Graham Young is enthralled by this gloriously silly tale of four magicians who become the modern day equivalent of Robin Hood
What’s the magic password you need to see a film about illusionists putting their skills to good use on the dark side of the law?
Next, sit back ready to see if the year’s starriest cast really can fool you.
There have been many conmen and grifter movies down the years, and here we have pure Hollywood hokum about four illusionists stealing from the corrupt in order to shower their audiences with money.
The magical team of Four Horsemen characters are conjuror J Daniel Atlas (Jesse Eisenberg), escapologist Henley Reeves (Isla Fisher), street magician Jack Wilder (Dave Franco) and mentalist Merritt McKinney (wild Woody Harrelson) and they plan to pull off an illusion that will stun the world.
In front of a live audience, they choose an audience member at random and magically transport their stooge to a bank in Paris to raid millions from the vault. With their sponsor Arthur Tressler (Michael Caine) and renowned sceptic Thaddeus Bradley (Morgan Freeman) watching in the aisles, Daniel, Henley, Merrit and Jack pull off this seemingly impossible feat.
Within hours, they are under arrest and facing interrogation by FBI Agent Dylan Rhodes (Mark Ruffalo), who doesn’t want the case, nor the added distraction of Interpol agent Alma Dray (Melanie Laurent).
The cops quickly learn that they underestimate the magicians at their peril.
The opening scenes are the best where each illusionist uses sleight of hand on a one-to-one basis before the tricks become theatre-sized, whole-audience stunts.
Throughout, the script offers constant reminders that if you get too close you won’t see anything.
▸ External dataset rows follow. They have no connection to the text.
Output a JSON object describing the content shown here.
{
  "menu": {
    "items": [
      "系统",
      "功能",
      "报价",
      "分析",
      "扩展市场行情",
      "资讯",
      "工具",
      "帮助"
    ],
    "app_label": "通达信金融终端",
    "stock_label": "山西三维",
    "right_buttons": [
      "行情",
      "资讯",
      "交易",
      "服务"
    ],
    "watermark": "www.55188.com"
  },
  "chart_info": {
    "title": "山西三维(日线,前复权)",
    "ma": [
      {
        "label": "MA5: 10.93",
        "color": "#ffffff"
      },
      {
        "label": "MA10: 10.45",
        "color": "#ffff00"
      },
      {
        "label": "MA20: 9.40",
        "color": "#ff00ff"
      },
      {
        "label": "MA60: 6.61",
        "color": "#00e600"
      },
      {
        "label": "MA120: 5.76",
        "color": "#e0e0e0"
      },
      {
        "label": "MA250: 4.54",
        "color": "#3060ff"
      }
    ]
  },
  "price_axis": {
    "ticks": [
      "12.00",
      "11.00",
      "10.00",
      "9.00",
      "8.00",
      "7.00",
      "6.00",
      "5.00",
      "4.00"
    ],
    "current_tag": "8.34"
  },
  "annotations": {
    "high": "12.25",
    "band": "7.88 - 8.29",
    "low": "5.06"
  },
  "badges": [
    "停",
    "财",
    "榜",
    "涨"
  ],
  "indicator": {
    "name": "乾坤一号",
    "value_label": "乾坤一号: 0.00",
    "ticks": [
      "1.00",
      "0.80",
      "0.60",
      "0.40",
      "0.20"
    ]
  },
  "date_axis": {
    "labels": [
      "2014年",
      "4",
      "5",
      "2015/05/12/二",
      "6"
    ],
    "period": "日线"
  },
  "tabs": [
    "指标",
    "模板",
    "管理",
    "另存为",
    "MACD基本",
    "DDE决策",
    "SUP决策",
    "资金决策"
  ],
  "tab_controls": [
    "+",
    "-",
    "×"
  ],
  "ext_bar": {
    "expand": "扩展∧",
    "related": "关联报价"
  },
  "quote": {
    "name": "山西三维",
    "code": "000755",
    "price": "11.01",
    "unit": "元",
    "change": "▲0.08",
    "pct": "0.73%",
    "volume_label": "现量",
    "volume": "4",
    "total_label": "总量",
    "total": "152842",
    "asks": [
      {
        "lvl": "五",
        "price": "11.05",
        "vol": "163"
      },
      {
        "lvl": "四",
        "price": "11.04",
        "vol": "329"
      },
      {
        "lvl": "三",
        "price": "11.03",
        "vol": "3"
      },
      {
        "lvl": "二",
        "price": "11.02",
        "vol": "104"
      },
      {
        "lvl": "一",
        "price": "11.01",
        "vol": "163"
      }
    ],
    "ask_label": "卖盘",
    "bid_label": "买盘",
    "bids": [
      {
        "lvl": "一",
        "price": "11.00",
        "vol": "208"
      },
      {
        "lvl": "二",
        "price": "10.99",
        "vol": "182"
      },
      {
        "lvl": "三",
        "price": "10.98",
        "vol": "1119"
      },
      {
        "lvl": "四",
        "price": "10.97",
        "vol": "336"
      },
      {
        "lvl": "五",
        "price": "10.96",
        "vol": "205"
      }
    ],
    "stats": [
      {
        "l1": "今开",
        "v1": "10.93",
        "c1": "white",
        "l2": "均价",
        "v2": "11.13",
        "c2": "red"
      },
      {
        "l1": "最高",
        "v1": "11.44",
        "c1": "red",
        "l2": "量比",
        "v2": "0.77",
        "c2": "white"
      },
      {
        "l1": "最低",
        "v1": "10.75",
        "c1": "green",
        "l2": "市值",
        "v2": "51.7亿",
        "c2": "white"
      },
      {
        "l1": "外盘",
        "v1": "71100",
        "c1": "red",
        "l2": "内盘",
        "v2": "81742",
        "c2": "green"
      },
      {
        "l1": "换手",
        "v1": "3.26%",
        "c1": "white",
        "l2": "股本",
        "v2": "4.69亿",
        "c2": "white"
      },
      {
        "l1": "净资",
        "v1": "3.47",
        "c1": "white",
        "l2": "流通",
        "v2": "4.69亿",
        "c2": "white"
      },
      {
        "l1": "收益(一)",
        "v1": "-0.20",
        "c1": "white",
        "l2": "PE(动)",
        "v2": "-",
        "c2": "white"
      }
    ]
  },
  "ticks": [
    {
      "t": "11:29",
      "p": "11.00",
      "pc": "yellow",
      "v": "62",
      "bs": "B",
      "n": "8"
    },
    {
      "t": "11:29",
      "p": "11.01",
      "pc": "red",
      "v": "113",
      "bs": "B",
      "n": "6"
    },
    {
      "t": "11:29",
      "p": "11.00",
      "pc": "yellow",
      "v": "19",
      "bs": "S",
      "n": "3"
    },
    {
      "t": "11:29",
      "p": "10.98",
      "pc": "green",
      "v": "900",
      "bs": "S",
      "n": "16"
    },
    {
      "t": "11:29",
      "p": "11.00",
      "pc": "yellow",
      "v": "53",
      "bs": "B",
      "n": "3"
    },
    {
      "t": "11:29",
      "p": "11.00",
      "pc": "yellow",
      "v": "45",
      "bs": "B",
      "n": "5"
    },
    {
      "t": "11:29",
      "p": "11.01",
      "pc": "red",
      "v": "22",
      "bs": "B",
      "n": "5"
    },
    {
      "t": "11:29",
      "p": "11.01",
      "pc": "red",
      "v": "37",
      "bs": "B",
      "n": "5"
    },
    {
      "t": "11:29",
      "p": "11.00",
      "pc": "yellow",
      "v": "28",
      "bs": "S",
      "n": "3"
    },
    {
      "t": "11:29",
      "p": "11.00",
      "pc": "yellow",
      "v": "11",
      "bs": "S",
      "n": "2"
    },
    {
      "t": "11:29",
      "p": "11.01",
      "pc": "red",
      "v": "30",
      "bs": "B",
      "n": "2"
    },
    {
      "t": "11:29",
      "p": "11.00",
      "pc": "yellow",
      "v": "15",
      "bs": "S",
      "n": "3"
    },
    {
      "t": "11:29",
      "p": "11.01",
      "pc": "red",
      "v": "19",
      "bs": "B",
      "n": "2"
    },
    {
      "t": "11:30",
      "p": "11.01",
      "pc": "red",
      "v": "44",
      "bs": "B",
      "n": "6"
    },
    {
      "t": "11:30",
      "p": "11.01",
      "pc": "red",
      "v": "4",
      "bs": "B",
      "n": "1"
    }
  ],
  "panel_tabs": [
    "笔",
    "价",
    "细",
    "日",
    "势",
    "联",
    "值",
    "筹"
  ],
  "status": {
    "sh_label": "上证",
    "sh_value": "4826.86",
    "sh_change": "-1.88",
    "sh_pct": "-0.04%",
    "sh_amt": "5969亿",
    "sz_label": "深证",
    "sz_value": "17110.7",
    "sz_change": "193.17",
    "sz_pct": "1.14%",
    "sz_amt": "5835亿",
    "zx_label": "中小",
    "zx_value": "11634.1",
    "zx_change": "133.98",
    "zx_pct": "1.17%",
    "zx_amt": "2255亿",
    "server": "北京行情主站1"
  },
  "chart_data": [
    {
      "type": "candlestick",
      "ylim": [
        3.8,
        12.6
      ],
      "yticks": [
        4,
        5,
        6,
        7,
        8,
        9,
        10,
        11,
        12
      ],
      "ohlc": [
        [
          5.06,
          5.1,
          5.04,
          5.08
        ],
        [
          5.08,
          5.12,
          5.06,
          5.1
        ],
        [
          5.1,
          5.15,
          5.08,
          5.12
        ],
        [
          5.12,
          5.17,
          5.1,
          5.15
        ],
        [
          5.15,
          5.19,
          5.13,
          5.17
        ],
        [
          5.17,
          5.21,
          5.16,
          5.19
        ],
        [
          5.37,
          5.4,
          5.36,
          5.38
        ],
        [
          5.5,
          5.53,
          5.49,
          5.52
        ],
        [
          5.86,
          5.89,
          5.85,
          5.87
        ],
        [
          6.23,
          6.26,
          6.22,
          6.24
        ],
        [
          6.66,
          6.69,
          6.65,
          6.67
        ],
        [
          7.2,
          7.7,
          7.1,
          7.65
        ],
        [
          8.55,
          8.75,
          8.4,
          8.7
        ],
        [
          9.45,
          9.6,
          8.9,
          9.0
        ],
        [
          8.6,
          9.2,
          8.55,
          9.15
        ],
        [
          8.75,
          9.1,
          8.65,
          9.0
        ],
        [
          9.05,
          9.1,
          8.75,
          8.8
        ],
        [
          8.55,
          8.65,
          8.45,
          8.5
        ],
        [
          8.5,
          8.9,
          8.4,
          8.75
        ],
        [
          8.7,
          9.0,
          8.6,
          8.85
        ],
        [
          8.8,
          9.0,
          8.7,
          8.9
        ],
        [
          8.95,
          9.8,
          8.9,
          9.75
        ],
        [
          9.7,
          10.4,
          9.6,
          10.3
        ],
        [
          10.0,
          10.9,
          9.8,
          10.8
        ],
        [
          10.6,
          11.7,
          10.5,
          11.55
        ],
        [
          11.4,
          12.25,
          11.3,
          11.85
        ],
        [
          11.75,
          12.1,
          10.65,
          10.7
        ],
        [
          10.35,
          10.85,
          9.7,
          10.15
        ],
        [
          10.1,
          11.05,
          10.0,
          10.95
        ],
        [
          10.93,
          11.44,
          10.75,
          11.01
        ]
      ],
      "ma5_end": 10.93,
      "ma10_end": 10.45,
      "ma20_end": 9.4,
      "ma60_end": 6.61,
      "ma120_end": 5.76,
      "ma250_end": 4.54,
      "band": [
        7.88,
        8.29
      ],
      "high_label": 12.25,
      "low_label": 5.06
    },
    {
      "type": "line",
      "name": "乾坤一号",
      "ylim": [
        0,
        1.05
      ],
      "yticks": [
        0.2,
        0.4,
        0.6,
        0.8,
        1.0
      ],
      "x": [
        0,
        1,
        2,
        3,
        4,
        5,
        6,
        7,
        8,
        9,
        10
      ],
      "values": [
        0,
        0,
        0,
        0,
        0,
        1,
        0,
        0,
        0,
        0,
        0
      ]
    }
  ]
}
Does that mean we should sit on the back row and get the bigger picture?
Or will sitting at the front leave us blind in more ways than one? Who makes Michael Caine disappear?
And is Jesse Eisenberg simply content to have a laugh after The Social Network?
Compared with Ed Norton’s The Illusionist and Hugh Jackman’s The Prestige, two rival movies from 2006, Now You See Me never takes itself at all seriously.
In fact, it has more in common with the family-orientated National Treasure series and the Ocean’s... franchise, minus the boredom factor.
Thankfully production values are a lot higher than the British alternative Magicians (2007) and there’s more on-screen energy than we had in this year’s Jim Carrey flop, The Incredible Burt Wonderstone.
French director Louis Leterrier (The Transporter) might not have been helped by having three scriptwriters and two cinematographers.
Ignore the gaping plot holes and Now You See Me all comes together in gloriously silly fashion.